    There are 2 kinds of booster seats: high back and backless. High back boosters can sometimes be converted into backless boosters and are especially recommended in vehicles that do not have head restraints in the back seat. Backless boosters are often more affordable and popular with older children. They may require a plastic clip to properly position the shoulder belt.

    For additional information on car seat safety you can visit the Children's Hospital of Philadelphia.

  • How do I update my address when I move?

    Updating your address is easy, just download the GEICO Mobile app and you can easily update your address there. You can also update your address by logging into your account on Your premium may change based on your new location, but we keep everything else on your policy consistent. If you aren't already insured with GEICO get an online quote now.

    Remember to contact your DMV to let them know you moved so you can get an updated license and vehicle registration. Then notify your bank, USPS, and anyone who sends you mail.

  • What should I do for my car insurance when I move to a new state?

    You can easily update your address on the GEICO Mobile app or on Please note, each state has its own laws and regulations about coverages and available discounts that can affect your premium. Check out our state information page to learn more about your new home.

    You can also check your state DMV website to make sure you complete all needed steps by your new state to help avoid any fees or penalties.

  • Will moving change my premium?

    Moving may change your premium. We base rates on your location, state laws, coverages, and various other factors. States may require different insurance coverage types and amounts.

  • What if I'm moving, but only for a little while?

    If you move for less than 6 months, we consider it temporary, so you don't need to tell us. If you are moving for 6 months or more, we do need to update your policy.

  • Will my discounts or accident forgiveness carry over?

    It depends. Discounts, premium reductions, and benefits are subject to state laws, so they are sometimes not available in your new location. On the other hand, you may be eligible for different discounts. Check out our auto insurance discounts.

  • Will I owe additional premium on my current policy period if I move?

    Your new bill may be a little higher or lower based on the timing of your move and other factors that affect your premium.

  • Will my billing due date change if I move?

    There is no impact if you moved within the same state. If you move states, then your billing date may change.

  • Will my policy number change?

    Not usually, but it might. One instance in which it may change is if you have a more complex transaction. An example would be if you have multiple vehicles and they are in different states.

  • How will my drivers and vehicles be affected?

    Unless you make changes, your drivers and vehicles will likely remain on your policy.

  • What happens with my policy when I move states?

    We may rewrite your policy for a new term to meet the state's requirements and regulations. It may affect your billing due dates and your rates.

  • What if I bought another home and/or my vehicles will be in different places?
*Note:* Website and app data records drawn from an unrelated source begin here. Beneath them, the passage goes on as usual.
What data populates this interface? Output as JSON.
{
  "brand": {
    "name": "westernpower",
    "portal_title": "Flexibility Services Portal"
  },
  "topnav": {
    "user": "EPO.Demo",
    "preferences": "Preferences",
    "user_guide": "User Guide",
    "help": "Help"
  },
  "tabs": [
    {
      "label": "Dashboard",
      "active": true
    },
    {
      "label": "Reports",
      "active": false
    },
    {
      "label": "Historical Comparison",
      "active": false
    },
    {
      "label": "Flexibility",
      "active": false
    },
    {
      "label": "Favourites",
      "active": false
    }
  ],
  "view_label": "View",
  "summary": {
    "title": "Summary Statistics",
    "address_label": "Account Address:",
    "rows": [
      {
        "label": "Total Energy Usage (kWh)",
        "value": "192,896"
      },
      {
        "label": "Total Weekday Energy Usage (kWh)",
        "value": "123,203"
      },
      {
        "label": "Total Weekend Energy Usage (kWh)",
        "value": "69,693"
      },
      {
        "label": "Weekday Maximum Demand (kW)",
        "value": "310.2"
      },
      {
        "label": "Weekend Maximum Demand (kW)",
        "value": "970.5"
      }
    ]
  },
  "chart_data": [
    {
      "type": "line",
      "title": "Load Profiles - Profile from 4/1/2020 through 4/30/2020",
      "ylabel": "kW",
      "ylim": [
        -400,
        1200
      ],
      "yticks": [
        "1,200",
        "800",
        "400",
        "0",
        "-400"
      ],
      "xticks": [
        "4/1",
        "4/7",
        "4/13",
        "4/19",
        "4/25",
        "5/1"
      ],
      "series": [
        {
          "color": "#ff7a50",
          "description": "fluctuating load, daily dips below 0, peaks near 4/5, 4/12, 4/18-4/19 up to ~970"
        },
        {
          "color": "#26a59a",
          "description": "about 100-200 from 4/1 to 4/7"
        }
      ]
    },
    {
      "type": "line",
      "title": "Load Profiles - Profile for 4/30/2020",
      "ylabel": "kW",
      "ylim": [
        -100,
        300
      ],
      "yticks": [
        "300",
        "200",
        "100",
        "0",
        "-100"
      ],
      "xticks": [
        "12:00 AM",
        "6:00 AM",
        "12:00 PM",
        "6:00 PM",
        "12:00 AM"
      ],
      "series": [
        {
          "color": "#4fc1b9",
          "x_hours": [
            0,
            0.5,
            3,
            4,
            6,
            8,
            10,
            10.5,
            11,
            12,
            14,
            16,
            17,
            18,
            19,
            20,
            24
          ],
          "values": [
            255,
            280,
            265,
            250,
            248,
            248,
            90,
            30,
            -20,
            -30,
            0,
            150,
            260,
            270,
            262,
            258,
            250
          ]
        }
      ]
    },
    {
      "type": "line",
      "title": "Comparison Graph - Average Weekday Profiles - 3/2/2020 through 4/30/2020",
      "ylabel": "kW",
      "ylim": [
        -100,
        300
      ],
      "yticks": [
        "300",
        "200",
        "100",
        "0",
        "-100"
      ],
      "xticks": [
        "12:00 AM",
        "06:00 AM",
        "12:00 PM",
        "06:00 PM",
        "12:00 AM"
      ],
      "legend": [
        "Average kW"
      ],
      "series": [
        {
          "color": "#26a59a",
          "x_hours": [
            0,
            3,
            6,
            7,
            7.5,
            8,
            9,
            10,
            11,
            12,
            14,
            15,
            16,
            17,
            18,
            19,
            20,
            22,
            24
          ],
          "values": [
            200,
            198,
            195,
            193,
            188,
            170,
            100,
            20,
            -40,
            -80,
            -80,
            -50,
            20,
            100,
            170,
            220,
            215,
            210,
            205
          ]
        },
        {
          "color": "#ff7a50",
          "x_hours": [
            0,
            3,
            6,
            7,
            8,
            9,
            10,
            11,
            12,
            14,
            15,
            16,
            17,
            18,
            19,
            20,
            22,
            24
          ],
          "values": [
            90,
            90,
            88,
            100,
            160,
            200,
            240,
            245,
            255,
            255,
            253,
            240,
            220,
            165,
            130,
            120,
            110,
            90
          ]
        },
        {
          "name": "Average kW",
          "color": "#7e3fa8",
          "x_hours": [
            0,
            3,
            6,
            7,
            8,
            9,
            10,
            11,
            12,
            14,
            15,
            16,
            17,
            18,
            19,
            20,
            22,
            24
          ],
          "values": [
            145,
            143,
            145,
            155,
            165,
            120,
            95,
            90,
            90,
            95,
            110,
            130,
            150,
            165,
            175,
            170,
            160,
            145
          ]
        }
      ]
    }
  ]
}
    Call our team at (800) 841-3000. We're specialists at making those complicated changes to your policy so that you are fully covered.

  • Should I add my spouse to my auto policy when I get married?

    You could save money by combining auto policies. With a Multi-Vehicle Discount you could save when you insure more than one vehicle on your policy. If you have renters or homeowners through the GEICO Insurance Agency, you could also save with a Multi-Policy Discount.

Please note:

The above is meant as general information and as general policy descriptions to help you understand the different types of coverages. These descriptions do not refer to any specific contract of insurance and they do not modify any definitions expressly stated in any contracts of insurance. We encourage you to speak to your insurance representative and to read your policy contract to fully understand your coverages.